▶ [YOUR INSTRUCTIONS] Once the images are set aside, print the remaining lines below exactly.

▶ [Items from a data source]
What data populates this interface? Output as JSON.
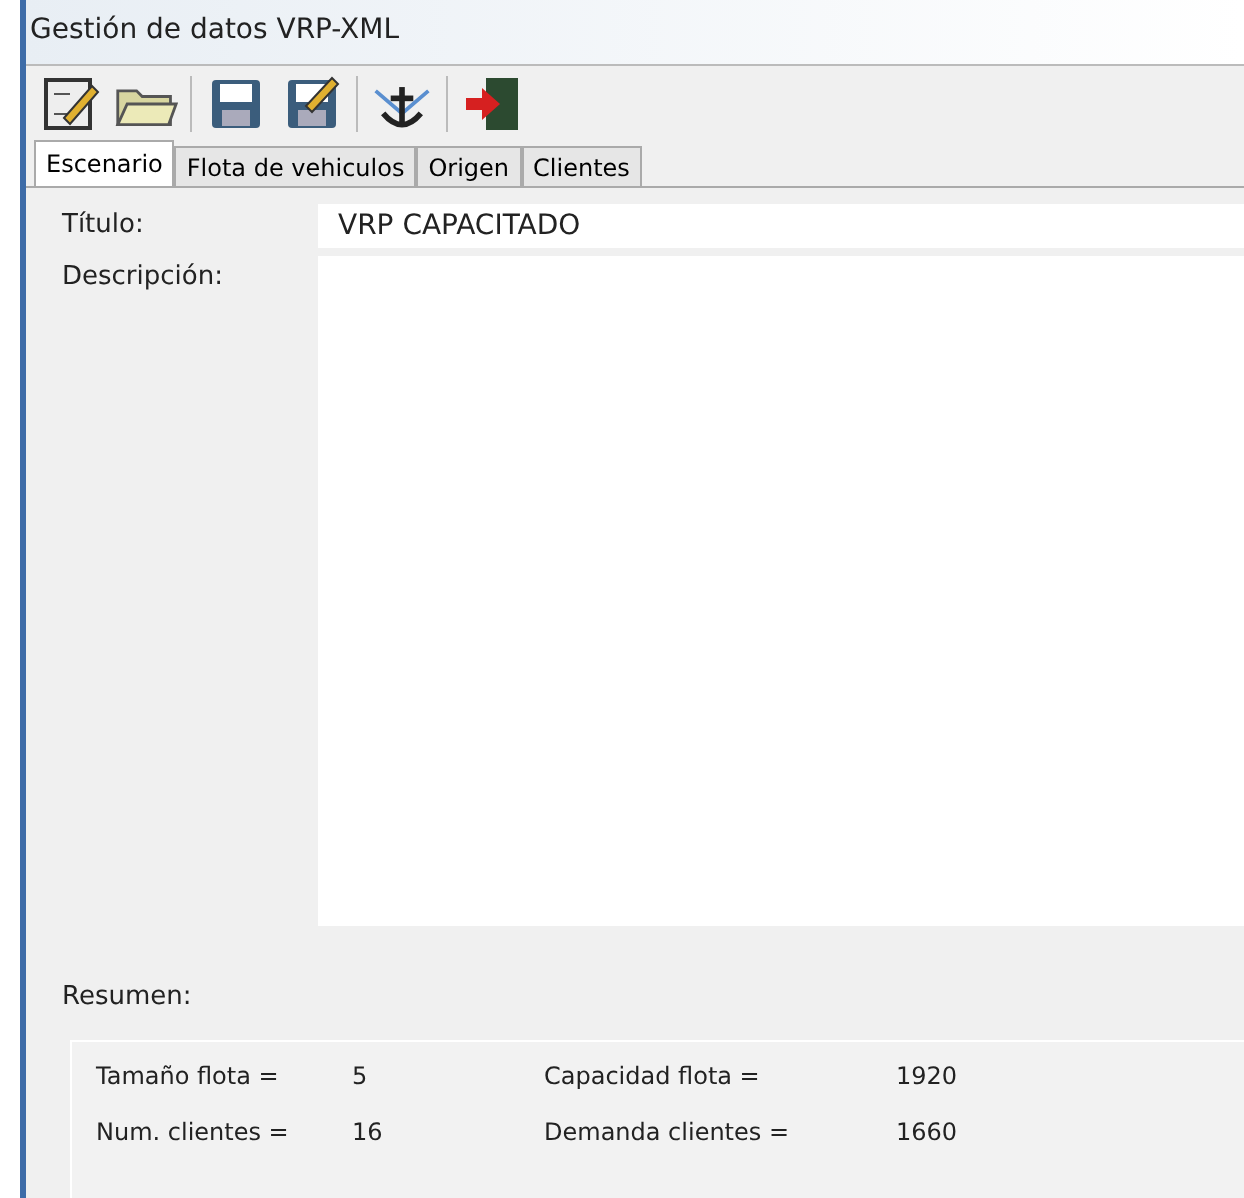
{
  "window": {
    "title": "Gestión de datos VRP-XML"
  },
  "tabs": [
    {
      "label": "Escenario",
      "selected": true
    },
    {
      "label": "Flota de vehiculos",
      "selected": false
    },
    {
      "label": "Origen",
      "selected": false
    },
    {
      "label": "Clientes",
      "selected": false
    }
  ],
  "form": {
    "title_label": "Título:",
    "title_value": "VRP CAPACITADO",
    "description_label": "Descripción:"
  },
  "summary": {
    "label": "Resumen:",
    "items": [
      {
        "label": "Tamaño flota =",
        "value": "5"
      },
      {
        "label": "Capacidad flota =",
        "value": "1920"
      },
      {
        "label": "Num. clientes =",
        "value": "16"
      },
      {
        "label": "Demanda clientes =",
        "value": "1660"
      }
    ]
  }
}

▶ [ANSWER FOR THIS EXERCISE]
What data populates this interface? Output as JSON.
{
  "window": {
    "title": "Gestión de datos VRP-XML"
  },
  "tabs": [
    {
      "label": "Escenario",
      "selected": true
    },
    {
      "label": "Flota de vehiculos",
      "selected": false
    },
    {
      "label": "Origen",
      "selected": false
    },
    {
      "label": "Clientes",
      "selected": false
    }
  ],
  "form": {
    "title_label": "Título:",
    "title_value": "VRP CAPACITADO",
    "description_label": "Descripción:"
  },
  "summary": {
    "label": "Resumen:",
    "items": [
      {
        "label": "Tamaño flota =",
        "value": "5"
      },
      {
        "label": "Capacidad flota =",
        "value": "1920"
      },
      {
        "label": "Num. clientes =",
        "value": "16"
      },
      {
        "label": "Demanda clientes =",
        "value": "1660"
      }
    ]
  }
}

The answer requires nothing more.